STORED DATA:

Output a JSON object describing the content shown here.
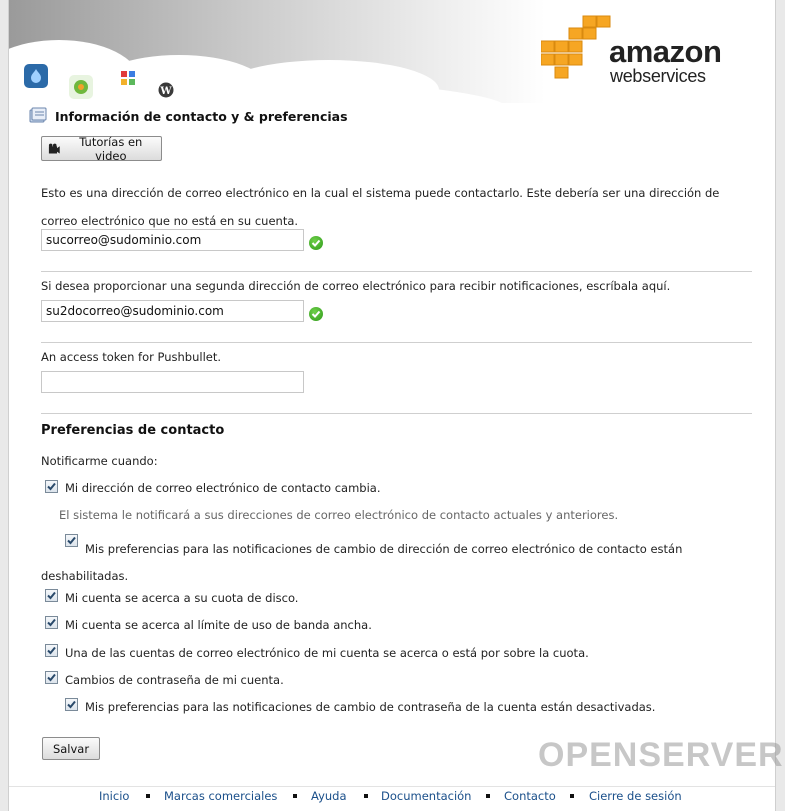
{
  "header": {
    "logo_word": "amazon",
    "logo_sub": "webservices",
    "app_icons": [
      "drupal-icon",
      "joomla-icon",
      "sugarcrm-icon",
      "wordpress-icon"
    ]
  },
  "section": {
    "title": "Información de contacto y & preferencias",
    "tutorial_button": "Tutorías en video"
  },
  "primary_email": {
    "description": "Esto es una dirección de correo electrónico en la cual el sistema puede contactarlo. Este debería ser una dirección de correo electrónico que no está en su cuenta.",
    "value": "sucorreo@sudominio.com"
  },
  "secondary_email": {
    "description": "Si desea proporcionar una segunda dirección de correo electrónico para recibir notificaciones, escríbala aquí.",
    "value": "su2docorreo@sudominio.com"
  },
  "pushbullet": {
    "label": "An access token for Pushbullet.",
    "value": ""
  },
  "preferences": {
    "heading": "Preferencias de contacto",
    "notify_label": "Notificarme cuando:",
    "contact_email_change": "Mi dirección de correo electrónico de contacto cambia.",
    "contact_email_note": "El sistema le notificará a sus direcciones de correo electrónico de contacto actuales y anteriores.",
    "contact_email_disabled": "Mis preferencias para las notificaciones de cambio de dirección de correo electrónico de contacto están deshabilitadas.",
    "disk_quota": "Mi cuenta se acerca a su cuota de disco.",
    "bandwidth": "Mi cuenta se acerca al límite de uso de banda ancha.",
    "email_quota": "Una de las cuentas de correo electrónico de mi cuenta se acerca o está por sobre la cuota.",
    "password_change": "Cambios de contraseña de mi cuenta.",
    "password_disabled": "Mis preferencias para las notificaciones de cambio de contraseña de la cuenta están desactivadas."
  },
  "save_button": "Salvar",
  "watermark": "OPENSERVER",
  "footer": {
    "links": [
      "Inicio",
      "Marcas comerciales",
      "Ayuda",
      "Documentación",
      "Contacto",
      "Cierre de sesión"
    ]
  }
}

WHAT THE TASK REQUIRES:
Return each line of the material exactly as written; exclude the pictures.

WRITTEN RESPONSE:
Output a JSON object describing the content shown here.
{
  "header": {
    "logo_word": "amazon",
    "logo_sub": "webservices",
    "app_icons": [
      "drupal-icon",
      "joomla-icon",
      "sugarcrm-icon",
      "wordpress-icon"
    ]
  },
  "section": {
    "title": "Información de contacto y & preferencias",
    "tutorial_button": "Tutorías en video"
  },
  "primary_email": {
    "description": "Esto es una dirección de correo electrónico en la cual el sistema puede contactarlo. Este debería ser una dirección de correo electrónico que no está en su cuenta.",
    "value": "sucorreo@sudominio.com"
  },
  "secondary_email": {
    "description": "Si desea proporcionar una segunda dirección de correo electrónico para recibir notificaciones, escríbala aquí.",
    "value": "su2docorreo@sudominio.com"
  },
  "pushbullet": {
    "label": "An access token for Pushbullet.",
    "value": ""
  },
  "preferences": {
    "heading": "Preferencias de contacto",
    "notify_label": "Notificarme cuando:",
    "contact_email_change": "Mi dirección de correo electrónico de contacto cambia.",
    "contact_email_note": "El sistema le notificará a sus direcciones de correo electrónico de contacto actuales y anteriores.",
    "contact_email_disabled": "Mis preferencias para las notificaciones de cambio de dirección de correo electrónico de contacto están deshabilitadas.",
    "disk_quota": "Mi cuenta se acerca a su cuota de disco.",
    "bandwidth": "Mi cuenta se acerca al límite de uso de banda ancha.",
    "email_quota": "Una de las cuentas de correo electrónico de mi cuenta se acerca o está por sobre la cuota.",
    "password_change": "Cambios de contraseña de mi cuenta.",
    "password_disabled": "Mis preferencias para las notificaciones de cambio de contraseña de la cuenta están desactivadas."
  },
  "save_button": "Salvar",
  "watermark": "OPENSERVER",
  "footer": {
    "links": [
      "Inicio",
      "Marcas comerciales",
      "Ayuda",
      "Documentación",
      "Contacto",
      "Cierre de sesión"
    ]
  }
}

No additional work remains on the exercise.